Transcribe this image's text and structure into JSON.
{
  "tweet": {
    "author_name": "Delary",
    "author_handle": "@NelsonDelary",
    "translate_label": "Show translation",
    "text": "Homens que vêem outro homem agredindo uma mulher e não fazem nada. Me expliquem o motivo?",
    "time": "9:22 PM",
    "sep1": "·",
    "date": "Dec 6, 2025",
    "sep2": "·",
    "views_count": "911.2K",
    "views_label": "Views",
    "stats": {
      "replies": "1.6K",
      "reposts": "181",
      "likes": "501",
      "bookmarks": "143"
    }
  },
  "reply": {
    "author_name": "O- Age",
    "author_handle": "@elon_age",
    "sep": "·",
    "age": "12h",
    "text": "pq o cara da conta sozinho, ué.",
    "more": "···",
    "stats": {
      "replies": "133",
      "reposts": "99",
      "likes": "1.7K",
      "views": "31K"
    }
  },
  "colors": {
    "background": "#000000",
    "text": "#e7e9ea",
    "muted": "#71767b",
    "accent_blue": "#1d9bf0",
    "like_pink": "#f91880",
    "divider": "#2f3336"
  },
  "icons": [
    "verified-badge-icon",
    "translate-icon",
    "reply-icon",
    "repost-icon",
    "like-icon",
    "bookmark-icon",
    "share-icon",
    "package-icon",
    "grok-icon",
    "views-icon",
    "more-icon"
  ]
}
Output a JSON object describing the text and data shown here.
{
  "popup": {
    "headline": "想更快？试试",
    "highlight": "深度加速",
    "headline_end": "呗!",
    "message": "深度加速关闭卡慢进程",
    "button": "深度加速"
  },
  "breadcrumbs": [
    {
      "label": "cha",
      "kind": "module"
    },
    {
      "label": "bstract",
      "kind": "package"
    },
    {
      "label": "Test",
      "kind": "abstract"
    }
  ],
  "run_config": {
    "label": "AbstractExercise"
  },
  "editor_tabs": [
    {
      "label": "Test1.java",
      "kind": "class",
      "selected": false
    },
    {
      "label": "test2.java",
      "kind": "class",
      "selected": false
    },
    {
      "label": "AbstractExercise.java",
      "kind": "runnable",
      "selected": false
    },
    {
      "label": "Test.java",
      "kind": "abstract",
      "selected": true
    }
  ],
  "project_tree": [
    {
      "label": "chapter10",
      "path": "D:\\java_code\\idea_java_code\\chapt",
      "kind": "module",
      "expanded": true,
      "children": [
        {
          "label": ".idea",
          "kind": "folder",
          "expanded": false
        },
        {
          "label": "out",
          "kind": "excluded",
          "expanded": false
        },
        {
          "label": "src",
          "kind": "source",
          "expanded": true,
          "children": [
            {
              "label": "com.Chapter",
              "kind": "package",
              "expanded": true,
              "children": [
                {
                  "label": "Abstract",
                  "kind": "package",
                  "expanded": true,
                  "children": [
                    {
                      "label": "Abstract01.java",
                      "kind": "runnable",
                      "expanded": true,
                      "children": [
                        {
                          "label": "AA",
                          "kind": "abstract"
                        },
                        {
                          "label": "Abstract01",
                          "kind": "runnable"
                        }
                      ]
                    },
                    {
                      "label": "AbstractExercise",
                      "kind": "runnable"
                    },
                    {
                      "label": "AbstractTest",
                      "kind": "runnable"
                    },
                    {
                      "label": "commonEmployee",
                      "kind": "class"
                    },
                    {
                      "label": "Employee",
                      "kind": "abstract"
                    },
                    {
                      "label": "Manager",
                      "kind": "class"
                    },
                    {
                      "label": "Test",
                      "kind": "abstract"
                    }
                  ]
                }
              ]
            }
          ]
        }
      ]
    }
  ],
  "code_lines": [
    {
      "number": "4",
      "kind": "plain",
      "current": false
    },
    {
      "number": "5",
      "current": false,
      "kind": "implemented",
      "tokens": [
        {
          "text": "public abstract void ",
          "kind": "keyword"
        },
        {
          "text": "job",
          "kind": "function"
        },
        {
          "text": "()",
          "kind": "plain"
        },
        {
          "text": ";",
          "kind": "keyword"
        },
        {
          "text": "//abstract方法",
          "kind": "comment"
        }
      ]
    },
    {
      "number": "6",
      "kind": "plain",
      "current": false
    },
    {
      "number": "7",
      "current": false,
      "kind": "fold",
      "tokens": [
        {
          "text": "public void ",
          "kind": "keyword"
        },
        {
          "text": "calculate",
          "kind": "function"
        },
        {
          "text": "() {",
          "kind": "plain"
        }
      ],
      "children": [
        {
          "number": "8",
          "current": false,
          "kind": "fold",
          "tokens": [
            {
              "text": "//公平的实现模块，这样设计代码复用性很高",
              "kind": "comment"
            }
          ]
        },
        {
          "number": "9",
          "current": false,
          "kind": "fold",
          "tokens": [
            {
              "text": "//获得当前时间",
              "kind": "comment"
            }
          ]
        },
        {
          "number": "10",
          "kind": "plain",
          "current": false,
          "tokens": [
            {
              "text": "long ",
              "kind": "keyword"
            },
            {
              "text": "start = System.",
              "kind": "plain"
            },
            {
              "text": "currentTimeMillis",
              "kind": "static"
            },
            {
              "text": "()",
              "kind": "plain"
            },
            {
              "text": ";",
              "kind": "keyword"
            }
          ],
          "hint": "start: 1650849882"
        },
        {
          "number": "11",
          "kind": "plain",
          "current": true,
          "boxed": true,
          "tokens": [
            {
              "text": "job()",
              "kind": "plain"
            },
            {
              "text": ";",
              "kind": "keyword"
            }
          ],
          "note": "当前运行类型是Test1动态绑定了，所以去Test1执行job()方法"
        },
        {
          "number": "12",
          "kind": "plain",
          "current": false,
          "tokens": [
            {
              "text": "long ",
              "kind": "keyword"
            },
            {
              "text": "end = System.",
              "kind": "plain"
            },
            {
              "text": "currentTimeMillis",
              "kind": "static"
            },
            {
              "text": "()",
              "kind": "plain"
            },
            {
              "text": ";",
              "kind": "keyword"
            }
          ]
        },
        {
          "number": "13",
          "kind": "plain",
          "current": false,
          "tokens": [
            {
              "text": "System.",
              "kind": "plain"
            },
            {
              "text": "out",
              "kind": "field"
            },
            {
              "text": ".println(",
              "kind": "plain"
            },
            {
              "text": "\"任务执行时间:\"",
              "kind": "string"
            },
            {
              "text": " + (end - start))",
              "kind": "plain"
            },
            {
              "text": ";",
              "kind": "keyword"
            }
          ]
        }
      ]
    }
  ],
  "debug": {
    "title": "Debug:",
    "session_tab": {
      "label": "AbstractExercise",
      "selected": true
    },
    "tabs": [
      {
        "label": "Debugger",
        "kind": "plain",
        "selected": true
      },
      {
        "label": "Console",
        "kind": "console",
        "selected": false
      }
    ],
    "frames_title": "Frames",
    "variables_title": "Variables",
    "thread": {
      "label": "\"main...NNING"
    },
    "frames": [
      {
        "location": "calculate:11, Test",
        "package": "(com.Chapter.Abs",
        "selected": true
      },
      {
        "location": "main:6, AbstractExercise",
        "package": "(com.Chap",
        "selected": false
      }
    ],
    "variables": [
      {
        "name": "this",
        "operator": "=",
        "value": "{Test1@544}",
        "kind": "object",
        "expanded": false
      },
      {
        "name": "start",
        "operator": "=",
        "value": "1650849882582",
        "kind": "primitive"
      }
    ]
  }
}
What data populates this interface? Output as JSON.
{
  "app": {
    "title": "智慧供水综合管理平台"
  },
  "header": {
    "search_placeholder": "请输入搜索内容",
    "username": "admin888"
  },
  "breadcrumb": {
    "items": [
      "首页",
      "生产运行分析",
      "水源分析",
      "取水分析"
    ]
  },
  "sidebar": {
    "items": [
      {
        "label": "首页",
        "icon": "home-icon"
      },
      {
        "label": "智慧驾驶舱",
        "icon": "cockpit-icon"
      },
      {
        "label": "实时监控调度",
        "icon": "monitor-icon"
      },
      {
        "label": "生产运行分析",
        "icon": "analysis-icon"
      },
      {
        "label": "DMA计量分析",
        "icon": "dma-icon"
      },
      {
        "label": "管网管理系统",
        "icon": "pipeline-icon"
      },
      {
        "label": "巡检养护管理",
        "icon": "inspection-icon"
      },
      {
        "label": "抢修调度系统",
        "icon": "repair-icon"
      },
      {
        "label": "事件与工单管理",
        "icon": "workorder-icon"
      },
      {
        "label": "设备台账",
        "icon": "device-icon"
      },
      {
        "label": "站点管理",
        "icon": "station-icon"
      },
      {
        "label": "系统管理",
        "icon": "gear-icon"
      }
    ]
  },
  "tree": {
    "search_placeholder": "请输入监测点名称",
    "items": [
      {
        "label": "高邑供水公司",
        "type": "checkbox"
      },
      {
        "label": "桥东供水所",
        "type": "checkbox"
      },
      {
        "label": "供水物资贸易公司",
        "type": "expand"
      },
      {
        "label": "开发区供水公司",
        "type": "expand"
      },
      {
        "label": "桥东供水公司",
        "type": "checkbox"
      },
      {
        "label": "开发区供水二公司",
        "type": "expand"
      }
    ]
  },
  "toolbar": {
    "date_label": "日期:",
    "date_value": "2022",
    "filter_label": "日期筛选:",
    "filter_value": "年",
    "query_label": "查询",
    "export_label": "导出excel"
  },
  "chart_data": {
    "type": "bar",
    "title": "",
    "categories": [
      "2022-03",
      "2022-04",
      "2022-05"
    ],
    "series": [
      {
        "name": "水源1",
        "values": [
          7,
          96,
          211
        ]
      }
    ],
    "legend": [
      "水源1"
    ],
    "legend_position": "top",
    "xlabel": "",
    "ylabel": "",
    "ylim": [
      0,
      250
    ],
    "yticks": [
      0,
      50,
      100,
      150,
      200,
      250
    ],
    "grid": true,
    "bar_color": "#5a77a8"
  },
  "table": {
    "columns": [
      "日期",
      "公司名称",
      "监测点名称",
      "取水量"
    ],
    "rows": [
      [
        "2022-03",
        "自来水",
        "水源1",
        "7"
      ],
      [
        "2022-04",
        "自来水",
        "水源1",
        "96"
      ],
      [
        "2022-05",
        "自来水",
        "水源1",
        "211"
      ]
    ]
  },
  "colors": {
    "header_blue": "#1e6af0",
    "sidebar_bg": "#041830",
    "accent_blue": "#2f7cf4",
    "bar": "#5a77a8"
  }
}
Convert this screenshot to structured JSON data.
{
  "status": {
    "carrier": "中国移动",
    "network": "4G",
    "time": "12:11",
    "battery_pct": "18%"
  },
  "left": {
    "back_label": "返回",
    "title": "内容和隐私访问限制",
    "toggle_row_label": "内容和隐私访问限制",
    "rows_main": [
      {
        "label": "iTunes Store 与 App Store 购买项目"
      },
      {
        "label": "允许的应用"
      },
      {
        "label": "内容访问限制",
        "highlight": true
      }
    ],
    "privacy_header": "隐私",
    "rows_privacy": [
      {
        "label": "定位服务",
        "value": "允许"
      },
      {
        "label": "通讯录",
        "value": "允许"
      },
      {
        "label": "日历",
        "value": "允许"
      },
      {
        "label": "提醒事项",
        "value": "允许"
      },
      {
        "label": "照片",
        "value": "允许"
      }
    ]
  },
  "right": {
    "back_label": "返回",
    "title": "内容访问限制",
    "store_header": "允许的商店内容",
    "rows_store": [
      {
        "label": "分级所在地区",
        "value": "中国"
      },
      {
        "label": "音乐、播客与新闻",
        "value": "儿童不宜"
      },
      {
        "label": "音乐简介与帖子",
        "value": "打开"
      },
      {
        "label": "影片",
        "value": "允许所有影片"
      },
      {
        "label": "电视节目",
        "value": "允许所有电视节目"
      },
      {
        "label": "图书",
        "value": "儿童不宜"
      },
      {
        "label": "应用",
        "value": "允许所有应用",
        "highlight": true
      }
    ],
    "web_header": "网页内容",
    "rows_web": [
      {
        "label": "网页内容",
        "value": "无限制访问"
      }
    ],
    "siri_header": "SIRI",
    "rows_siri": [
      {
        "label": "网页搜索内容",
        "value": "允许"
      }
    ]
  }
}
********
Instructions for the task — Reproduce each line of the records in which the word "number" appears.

Task answer —
      "number": "4",
      "number": "5",
      "number": "6",
      "number": "7",
          "number": "8",
          "number": "9",
          "number": "10",
          "number": "11",
          "number": "12",
          "number": "13",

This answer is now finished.